Sort through the entries below and pull out lines containing the word "system".

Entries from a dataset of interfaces
=== Section Start ===

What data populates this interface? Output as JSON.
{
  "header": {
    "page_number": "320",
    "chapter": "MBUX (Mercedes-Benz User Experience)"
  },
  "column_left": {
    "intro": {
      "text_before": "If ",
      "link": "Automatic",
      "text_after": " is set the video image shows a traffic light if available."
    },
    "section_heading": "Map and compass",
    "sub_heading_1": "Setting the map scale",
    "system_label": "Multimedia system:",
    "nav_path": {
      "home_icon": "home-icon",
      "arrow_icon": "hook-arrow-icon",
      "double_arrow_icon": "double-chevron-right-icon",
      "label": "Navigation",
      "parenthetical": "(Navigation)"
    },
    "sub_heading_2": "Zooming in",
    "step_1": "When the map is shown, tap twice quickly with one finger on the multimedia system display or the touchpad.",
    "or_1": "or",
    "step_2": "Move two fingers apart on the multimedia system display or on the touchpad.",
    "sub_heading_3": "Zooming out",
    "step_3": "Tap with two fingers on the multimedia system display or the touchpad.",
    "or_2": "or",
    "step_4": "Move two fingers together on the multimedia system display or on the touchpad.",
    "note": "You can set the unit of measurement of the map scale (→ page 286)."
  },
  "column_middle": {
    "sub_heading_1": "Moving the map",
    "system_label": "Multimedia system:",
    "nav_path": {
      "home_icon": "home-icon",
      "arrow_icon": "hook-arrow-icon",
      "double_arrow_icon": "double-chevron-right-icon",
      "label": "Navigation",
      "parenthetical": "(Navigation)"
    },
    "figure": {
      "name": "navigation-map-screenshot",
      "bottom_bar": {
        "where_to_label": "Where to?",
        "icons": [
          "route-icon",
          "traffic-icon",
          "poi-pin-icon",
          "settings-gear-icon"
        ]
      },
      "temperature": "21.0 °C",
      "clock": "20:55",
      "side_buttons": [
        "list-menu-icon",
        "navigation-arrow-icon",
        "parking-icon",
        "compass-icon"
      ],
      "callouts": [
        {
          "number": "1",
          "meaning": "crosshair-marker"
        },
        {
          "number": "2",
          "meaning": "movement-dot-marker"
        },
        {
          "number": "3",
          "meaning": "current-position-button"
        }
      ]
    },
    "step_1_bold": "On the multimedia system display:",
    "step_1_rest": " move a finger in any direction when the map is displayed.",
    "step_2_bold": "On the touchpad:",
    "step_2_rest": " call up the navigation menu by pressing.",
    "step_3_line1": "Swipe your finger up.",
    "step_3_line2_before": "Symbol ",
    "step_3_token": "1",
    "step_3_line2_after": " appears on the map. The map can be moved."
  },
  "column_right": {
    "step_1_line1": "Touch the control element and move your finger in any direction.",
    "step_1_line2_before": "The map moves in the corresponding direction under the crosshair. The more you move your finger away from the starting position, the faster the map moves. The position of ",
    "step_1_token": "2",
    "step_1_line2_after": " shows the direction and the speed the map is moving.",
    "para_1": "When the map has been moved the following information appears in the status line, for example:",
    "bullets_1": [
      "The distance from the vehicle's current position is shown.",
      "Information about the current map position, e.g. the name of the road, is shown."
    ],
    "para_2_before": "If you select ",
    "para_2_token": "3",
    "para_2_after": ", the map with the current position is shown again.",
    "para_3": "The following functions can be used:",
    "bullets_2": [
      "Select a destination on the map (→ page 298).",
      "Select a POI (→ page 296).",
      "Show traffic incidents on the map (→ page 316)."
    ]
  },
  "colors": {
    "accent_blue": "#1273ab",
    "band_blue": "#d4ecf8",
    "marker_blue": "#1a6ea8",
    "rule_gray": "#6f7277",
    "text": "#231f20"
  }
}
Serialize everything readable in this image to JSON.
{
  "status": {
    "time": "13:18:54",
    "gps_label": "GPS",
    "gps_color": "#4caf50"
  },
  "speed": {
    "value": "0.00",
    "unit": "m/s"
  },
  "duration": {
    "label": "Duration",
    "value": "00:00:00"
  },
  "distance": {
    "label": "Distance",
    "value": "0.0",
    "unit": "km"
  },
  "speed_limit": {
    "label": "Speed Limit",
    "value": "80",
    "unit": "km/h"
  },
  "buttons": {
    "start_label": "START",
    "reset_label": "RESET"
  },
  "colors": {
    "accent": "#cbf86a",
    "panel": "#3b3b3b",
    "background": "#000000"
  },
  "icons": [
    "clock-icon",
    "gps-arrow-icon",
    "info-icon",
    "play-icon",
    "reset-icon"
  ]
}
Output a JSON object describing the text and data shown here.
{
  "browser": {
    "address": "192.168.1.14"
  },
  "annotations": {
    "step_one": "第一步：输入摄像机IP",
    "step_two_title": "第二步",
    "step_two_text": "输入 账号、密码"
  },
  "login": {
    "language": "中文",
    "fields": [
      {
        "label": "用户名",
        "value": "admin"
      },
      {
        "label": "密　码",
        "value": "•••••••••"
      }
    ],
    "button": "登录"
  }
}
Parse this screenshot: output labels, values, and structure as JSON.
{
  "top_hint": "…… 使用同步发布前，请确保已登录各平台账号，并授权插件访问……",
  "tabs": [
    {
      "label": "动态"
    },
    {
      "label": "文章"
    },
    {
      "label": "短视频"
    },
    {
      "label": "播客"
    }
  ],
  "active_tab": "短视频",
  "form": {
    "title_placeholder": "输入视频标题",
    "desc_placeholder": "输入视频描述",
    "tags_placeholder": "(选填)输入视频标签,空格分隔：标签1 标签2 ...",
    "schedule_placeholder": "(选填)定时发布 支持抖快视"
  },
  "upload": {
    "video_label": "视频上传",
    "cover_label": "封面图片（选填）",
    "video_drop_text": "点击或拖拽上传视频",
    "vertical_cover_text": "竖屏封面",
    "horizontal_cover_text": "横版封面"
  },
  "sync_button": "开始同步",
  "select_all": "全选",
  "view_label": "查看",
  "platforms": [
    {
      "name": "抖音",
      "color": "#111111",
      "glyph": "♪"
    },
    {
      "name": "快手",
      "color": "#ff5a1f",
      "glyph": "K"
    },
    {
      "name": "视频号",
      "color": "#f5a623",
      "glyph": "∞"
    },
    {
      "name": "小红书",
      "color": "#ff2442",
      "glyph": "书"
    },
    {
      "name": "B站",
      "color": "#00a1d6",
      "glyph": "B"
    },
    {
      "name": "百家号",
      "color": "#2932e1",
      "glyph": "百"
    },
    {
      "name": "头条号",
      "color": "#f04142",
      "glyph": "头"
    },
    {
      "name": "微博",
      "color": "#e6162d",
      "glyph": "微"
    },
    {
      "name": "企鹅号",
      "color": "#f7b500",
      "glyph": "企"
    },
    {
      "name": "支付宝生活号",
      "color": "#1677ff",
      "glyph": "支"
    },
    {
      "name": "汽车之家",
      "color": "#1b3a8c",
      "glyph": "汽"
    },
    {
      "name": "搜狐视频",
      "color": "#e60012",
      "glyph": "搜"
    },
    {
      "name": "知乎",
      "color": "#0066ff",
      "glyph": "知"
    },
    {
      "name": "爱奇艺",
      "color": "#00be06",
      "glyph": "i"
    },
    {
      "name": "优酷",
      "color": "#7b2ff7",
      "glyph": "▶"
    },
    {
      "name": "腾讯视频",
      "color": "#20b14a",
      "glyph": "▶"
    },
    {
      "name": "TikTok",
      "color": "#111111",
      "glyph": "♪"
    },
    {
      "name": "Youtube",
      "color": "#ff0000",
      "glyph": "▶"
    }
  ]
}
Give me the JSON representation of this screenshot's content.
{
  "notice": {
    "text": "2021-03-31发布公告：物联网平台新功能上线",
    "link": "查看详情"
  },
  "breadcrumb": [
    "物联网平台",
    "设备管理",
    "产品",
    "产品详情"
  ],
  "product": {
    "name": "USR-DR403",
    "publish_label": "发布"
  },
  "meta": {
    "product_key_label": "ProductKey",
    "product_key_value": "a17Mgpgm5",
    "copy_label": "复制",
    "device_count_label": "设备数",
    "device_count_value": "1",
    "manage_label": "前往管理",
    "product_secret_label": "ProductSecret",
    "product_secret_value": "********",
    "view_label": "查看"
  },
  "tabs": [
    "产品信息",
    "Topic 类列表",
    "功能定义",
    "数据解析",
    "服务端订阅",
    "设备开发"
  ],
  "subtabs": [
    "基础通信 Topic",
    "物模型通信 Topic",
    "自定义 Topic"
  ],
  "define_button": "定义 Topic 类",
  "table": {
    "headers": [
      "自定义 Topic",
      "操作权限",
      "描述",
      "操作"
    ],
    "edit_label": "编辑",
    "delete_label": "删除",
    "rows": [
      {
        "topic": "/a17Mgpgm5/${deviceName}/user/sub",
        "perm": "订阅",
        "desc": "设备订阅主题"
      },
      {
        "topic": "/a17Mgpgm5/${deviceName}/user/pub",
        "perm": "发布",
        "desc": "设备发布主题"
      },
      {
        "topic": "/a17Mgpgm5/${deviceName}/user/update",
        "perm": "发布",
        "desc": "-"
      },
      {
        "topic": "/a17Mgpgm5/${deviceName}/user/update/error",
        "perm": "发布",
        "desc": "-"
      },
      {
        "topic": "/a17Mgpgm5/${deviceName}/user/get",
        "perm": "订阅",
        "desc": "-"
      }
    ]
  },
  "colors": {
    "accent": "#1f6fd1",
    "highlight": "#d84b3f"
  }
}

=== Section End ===

Your solution
    "system_label": "Multimedia system:",
    "step_1": "When the map is shown, tap twice quickly with one finger on the multimedia system display or the touchpad.",
    "step_2": "Move two fingers apart on the multimedia system display or on the touchpad.",
    "step_3": "Tap with two fingers on the multimedia system display or the touchpad.",
    "step_4": "Move two fingers together on the multimedia system display or on the touchpad.",
    "system_label": "Multimedia system:",
    "step_1_bold": "On the multimedia system display:",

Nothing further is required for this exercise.